Regional Overview SDG 11
Progress on the 2030 Agenda for Sustainable Development will be decided in cities, as more than half of the Sustainable Development Goals (SDGs) have urban components. In Latin America and the Caribbean, where eight out of ten people live in cities, this reality implies great challenges, but also offers significant opportunities. Cities are the engines of economic growth; however, they are also the largest emitters of greenhouse gases, and their growth occurs in a context of great inequalities in the region's societies. Although the information available at the regional level on Goal 11 is rather scarce, an overview of its evolution suggests that, in aggregate terms, progress has been made, although it is still limited. The population living in precarious settlements (target 11.1), a situation that is consubstantial with urban growth in the region, has decreased in relative terms. However, this progress has stagnated and the future scenario is worrisome. Factors such as rising construction costs, reduced access to credit and difficulties in accessing long-term credit, as well as the loss of budgetary space, make access to housing more difficult for low-income households. In addition, we should add the impact of reduced economic activity, increased unemployment and migration, all of which make up a complex context for the near future. Access to a sustainable, quality public mobility service (target 11.2) is one of the major challenges facing the region. The loss of time and the resulting reduction in quality of life and productivity have a disproportionate impact on low-income households. This is also influenced by the expansion of the urban sprawl, which forces people to travel ever greater distances and, although it shows encouraging signs in relation to population growth, it is still far from presenting efficient patterns that would mitigate urban segregation. On the other hand, there is a positive trend toward improving air conditions in cities (target 11.6). Although, in light of the recently defined thresholds, there is a wide margin for improvement, there has undoubtedly been progress in the right direction.

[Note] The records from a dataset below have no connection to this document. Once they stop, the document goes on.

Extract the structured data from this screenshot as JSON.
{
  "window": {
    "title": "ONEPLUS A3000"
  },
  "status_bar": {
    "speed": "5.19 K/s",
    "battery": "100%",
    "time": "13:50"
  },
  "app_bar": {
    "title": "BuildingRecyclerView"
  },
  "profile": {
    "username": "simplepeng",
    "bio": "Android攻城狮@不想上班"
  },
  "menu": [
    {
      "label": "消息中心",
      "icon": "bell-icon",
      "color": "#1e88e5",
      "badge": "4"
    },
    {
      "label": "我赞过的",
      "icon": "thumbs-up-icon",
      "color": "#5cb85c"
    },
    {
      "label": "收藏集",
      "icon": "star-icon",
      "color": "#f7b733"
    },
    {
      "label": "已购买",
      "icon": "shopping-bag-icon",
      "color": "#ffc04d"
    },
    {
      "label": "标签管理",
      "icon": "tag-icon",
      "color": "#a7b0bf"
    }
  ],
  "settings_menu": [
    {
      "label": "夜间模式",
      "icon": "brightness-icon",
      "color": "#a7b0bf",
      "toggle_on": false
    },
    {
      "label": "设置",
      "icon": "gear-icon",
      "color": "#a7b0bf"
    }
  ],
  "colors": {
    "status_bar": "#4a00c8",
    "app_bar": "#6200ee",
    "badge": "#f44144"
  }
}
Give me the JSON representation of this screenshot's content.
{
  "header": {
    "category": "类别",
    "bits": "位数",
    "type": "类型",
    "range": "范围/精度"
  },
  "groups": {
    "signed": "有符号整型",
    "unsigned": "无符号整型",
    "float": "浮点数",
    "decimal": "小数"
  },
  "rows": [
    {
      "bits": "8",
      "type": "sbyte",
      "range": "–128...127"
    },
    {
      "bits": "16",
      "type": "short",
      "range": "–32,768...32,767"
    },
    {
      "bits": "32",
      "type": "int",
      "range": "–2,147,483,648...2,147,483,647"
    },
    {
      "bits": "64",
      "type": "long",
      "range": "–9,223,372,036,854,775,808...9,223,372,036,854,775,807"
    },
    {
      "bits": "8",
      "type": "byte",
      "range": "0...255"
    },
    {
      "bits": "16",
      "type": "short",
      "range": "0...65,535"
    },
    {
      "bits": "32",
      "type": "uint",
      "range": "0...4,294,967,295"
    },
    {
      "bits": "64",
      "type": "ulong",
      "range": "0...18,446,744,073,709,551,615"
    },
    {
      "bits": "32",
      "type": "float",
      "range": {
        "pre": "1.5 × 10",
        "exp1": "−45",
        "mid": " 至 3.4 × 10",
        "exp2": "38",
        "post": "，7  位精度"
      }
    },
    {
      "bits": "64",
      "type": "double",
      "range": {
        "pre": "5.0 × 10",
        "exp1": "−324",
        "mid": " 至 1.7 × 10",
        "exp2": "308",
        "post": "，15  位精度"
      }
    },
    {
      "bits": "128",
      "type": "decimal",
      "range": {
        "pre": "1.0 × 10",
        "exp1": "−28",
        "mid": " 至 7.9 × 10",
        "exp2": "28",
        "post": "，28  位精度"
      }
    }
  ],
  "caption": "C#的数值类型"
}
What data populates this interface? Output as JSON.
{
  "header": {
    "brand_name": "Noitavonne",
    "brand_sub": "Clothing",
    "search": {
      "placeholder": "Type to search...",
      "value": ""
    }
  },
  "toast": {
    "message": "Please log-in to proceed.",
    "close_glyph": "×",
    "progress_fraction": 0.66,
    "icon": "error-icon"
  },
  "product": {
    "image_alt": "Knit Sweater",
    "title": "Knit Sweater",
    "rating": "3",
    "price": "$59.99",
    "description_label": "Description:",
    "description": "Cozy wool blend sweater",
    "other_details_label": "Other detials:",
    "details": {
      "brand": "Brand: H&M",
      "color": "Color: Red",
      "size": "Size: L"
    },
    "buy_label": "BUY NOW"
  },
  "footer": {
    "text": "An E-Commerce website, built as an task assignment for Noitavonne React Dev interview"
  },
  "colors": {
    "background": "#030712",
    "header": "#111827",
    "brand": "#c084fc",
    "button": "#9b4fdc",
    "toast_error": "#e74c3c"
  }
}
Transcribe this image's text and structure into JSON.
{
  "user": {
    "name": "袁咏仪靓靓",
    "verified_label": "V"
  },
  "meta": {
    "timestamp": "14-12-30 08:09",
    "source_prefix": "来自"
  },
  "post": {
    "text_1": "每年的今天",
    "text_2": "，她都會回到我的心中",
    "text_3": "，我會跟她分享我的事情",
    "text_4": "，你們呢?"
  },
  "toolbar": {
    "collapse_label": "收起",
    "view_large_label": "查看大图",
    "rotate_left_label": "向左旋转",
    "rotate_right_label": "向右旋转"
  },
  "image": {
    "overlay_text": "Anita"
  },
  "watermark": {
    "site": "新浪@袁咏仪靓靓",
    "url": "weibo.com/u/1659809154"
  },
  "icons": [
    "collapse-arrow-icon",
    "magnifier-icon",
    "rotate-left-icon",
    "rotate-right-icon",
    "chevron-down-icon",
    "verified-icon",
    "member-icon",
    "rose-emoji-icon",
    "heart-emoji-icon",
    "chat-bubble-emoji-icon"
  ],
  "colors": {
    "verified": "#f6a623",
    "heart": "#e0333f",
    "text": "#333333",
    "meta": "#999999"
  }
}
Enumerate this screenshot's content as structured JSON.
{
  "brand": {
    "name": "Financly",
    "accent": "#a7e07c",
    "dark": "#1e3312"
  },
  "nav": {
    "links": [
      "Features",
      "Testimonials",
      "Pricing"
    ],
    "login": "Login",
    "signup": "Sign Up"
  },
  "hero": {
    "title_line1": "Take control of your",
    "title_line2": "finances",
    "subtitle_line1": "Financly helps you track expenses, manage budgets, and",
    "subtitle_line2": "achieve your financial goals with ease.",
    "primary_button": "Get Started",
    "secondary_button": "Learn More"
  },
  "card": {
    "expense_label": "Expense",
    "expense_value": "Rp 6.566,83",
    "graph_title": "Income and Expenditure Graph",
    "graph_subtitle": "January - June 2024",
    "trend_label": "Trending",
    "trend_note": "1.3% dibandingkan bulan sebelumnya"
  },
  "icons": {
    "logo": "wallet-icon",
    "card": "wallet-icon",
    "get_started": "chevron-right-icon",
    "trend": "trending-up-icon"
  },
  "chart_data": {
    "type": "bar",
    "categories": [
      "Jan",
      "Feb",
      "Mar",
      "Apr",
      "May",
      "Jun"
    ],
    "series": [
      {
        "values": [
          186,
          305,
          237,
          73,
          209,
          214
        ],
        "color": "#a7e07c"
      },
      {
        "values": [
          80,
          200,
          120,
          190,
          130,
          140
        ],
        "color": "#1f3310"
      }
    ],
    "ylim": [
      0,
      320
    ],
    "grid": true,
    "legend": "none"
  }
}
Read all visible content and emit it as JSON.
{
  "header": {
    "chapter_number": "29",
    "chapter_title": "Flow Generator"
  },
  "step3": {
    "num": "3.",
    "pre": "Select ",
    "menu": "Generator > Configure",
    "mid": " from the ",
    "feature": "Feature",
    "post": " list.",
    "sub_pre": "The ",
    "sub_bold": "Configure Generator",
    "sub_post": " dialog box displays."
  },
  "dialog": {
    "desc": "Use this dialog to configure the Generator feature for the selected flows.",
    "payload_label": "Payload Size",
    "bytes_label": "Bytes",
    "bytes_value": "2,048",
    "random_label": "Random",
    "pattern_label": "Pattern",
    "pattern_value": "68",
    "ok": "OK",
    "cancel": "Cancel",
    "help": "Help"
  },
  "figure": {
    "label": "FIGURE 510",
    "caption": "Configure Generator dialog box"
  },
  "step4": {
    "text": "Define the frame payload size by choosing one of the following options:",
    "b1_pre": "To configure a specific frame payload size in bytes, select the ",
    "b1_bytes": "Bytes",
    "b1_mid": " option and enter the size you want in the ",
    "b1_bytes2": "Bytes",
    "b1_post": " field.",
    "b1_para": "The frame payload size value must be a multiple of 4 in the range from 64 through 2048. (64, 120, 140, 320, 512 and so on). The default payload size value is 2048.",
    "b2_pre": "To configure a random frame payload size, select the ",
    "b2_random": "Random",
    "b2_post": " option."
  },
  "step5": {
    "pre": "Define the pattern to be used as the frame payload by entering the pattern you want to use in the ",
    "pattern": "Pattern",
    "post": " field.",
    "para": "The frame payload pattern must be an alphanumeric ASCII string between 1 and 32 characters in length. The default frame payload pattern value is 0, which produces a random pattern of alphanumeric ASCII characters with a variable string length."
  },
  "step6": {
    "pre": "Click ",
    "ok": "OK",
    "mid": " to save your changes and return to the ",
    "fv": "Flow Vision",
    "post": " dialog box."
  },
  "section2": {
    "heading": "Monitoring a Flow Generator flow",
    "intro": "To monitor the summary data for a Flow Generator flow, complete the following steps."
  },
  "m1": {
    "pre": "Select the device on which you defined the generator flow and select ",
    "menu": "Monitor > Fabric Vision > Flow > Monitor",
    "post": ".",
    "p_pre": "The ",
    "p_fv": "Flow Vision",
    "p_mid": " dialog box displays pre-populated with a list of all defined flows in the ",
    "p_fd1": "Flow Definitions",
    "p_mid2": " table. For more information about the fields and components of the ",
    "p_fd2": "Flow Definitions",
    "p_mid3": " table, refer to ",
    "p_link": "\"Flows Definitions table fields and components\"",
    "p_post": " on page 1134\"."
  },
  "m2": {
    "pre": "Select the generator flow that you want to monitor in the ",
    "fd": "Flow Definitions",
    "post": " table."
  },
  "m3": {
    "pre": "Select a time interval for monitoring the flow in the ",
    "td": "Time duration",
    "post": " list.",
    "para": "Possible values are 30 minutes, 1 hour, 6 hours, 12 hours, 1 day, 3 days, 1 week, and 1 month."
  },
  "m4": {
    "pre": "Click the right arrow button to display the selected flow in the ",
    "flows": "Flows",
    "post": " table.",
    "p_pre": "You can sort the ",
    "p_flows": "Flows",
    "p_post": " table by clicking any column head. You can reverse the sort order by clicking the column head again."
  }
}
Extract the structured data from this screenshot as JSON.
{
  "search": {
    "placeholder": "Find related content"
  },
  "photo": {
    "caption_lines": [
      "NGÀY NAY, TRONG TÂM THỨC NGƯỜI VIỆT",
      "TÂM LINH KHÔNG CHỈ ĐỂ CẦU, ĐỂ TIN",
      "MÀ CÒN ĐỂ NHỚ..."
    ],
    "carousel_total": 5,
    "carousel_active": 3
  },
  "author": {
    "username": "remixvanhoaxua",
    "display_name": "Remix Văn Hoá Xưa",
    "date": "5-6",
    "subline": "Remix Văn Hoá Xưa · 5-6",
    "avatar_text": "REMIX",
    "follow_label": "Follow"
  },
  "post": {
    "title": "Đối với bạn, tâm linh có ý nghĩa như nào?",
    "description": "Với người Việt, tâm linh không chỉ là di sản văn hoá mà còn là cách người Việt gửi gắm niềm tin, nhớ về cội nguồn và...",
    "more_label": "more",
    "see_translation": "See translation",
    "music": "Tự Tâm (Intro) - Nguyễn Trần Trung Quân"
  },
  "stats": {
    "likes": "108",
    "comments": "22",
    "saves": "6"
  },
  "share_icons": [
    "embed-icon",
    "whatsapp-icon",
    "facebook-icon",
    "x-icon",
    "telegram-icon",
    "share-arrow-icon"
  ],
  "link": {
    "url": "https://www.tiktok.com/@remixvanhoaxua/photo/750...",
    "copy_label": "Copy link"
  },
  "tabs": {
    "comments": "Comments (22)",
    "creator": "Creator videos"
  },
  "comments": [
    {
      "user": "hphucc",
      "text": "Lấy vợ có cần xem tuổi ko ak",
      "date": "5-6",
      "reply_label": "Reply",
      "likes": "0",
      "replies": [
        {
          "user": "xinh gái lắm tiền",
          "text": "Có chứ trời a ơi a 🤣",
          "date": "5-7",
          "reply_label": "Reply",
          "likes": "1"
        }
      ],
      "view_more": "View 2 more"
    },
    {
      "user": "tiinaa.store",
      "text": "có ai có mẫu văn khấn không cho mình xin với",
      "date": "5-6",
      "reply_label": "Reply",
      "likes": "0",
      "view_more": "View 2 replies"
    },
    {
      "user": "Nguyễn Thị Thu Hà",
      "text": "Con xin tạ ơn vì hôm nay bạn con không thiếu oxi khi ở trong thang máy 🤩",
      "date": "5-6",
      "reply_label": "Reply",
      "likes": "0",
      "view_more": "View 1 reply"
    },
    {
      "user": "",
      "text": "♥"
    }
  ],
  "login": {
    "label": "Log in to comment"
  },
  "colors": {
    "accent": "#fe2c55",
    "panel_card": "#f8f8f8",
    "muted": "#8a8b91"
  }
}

- In a highly urbanized region such as Latin America and the Caribbean, public transportation is a fundamental element of social inclusion. An adequate public transport system improves access to employment, educational and cultural opportunities, while promoting the use and enjoyment of public spaces and services, especially in the case of the first three quintiles of the population. Therefore, policies that moderate the value of public transport have an important redistributive impact. These social benefits are in addition to the environmental benefits related to better incentives for the use of public and collective modes of transport, as well as more rational and intensive use of urban land.
- ECLAC has estimated that a 1 percentage point increase in construction sector growth would add 0.07 percentage points to GDP per capita growth. It is feasible to rebuild the urban economy under a new scenario that fosters higher productivity, with an emphasis on moving towards more sustainable and equitable urban economies that are better aligned with the Paris Agreement and the 2030 Agenda.